Taking care to prepare new teachers for all aspects of teaching, not just the ideal ones, Scott and Watkins discuss a variety of teaching situations and troubling scenarios that might (probably will) occur in the course of a career. A masterful teacher is prepared to teach not just private lessons, but lead sectionals, technique classes, workshops, and master classes. Teachers will be required to draft important documents, speak articulately, and remain organized. As Watkins and Scott put it, “The energy and effort you devote to formulating your thoughts as a professional are likely to be second only to the energy and effort you devote to your practicing and performing.”

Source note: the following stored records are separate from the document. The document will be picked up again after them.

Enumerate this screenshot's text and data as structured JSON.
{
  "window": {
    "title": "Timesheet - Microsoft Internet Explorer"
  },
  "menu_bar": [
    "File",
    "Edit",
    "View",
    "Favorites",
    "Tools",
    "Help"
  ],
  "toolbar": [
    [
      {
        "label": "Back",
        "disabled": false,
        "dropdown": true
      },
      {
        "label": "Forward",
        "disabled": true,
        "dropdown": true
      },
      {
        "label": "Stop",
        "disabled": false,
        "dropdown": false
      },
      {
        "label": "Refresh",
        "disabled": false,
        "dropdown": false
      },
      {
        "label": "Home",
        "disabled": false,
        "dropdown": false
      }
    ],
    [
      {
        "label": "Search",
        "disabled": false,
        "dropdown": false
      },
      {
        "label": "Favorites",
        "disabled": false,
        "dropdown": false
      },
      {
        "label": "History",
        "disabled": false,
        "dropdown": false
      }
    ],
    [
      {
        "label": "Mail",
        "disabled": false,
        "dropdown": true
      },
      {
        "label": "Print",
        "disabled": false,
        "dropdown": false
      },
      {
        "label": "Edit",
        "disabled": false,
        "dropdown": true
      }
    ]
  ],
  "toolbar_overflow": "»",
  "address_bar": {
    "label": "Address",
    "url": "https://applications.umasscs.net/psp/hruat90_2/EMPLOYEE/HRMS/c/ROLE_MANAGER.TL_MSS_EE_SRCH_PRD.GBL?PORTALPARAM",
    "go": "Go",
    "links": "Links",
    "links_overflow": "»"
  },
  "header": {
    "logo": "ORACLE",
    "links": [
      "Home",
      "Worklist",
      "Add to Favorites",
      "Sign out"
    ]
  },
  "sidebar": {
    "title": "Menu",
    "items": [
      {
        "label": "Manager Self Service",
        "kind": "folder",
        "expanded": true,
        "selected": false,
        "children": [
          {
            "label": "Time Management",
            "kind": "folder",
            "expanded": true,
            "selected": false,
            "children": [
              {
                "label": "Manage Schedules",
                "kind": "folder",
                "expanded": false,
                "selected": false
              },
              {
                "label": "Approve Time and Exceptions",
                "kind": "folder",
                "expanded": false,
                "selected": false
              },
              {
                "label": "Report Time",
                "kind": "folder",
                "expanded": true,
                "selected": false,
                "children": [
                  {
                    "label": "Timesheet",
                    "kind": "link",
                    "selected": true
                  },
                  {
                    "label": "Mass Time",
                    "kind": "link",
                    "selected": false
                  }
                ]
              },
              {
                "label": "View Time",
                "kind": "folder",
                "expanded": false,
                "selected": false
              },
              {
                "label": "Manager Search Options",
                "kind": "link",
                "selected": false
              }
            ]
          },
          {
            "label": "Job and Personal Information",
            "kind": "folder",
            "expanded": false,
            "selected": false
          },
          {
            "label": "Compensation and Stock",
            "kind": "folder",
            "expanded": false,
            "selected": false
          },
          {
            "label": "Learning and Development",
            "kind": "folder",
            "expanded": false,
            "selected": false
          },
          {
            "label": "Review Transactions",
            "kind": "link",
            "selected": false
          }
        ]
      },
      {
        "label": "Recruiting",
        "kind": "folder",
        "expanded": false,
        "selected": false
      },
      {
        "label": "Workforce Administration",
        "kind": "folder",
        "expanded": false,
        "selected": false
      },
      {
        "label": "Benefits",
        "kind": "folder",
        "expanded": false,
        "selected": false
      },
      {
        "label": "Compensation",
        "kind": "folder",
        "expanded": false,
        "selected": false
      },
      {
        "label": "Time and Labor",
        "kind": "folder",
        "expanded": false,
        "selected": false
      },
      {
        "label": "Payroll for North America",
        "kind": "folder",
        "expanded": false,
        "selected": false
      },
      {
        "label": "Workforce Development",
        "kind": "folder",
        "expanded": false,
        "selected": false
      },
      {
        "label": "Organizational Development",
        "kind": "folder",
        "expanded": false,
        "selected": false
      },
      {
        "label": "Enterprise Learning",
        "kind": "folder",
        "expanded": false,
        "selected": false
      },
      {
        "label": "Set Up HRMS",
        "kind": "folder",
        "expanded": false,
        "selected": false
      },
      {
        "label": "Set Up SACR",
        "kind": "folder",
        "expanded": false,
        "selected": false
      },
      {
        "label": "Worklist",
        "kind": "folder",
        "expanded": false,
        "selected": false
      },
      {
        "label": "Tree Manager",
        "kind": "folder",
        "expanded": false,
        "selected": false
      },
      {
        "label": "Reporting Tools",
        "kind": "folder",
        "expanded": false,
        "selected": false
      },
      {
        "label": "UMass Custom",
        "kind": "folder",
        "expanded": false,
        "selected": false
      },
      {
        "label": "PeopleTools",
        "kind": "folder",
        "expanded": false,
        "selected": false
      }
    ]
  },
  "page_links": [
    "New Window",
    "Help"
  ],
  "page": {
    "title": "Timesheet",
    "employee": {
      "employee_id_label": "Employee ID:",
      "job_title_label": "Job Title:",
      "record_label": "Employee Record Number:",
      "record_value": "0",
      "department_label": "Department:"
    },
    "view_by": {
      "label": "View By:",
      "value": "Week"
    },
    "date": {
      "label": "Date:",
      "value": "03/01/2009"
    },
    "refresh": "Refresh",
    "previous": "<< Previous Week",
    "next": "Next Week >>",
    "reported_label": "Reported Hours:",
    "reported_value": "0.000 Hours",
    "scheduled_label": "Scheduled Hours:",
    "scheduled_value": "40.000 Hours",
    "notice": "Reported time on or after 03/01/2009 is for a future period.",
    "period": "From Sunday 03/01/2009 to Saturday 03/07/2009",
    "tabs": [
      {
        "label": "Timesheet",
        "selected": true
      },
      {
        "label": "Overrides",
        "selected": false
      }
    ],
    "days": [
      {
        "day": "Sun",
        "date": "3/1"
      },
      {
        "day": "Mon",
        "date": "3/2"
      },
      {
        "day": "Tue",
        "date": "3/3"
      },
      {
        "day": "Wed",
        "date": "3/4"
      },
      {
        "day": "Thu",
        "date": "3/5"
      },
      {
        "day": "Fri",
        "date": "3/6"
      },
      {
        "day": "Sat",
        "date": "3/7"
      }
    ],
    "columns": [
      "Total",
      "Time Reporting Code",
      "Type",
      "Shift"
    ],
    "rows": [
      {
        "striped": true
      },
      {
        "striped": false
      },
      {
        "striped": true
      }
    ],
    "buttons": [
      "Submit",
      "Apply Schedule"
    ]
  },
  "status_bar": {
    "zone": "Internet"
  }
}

The reminders from Scott and Watkins I found most useful were not just the different types of teaching environments I might find myself in, but the types of people I might find myself teaching. In my Jr. Cadet (beginners) class in String Project I work for an hour every Saturday with eight four year olds. Now twelve weeks into the semester each student is in a uniquely different place on their instrument. One child hardly participates in class. He clings to his mother’s lap, rarely speaks, and has only stood with his violin in play position once. I am not sure to what extent, if any, this child has special needs. However, the words of Dr. Jellison and encouragement to take students as they are and to work with them with optimism and respect give me a few ideas for how to tailor my classroom to accommodate every child’s needs.
This post is one in a series of concise reflections on Laurie Scott and Cornelia Watkins’ From the Stage to the Studio: How Fine Musicians Become Great Teachers. Find other reflections here.